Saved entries
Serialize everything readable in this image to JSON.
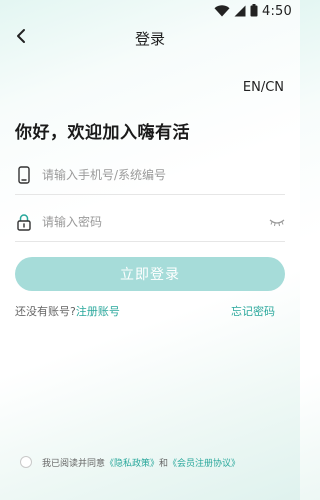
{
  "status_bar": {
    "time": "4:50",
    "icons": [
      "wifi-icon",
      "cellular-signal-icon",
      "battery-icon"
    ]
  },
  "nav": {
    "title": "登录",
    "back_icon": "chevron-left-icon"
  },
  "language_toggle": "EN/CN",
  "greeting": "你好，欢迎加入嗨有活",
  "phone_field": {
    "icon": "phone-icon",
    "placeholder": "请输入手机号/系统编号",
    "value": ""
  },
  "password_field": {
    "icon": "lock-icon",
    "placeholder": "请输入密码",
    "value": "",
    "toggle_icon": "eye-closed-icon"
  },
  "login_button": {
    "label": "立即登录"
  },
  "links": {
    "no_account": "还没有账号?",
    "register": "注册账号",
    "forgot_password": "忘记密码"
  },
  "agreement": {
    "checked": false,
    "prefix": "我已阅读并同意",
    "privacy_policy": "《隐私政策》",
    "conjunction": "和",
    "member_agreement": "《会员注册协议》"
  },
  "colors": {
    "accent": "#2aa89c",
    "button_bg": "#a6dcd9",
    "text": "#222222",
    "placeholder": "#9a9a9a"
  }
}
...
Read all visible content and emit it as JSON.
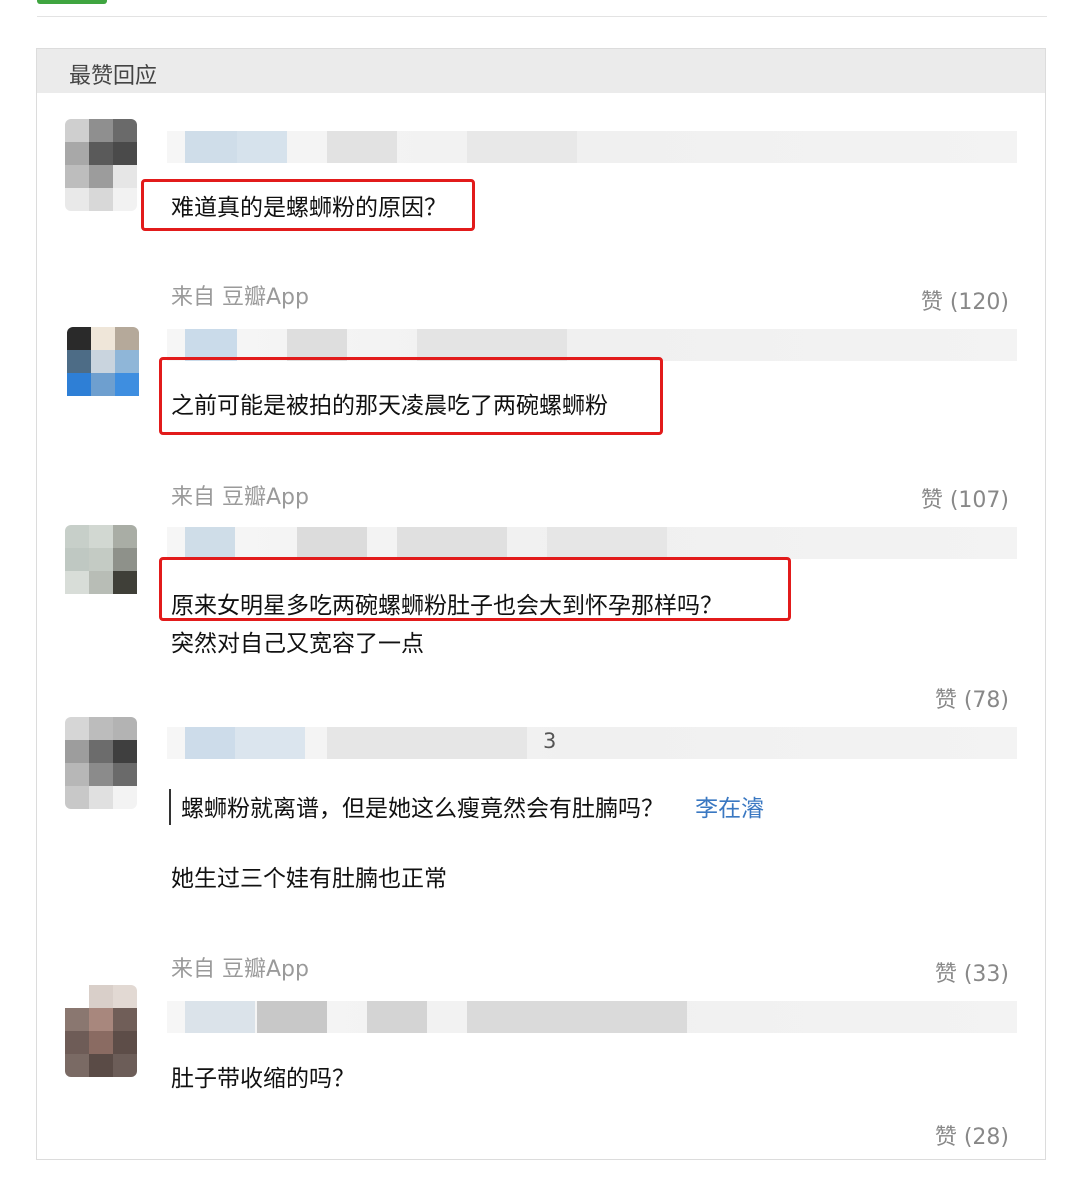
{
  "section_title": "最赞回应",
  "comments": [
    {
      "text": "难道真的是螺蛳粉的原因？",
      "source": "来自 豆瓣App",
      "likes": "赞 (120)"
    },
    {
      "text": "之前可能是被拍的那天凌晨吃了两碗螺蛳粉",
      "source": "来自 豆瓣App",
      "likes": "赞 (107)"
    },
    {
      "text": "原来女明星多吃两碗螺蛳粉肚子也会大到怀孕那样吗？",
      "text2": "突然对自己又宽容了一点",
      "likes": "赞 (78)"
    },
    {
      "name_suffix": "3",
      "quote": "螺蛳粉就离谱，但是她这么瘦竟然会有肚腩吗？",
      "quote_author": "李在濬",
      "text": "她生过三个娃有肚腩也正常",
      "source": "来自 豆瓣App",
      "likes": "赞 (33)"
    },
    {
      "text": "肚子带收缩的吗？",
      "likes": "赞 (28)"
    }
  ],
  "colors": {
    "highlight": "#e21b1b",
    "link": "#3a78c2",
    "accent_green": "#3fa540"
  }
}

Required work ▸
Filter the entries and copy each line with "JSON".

Problem solution ▸
Serialize everything readable in this image to JSON.
Read all visible content and emit it as JSON.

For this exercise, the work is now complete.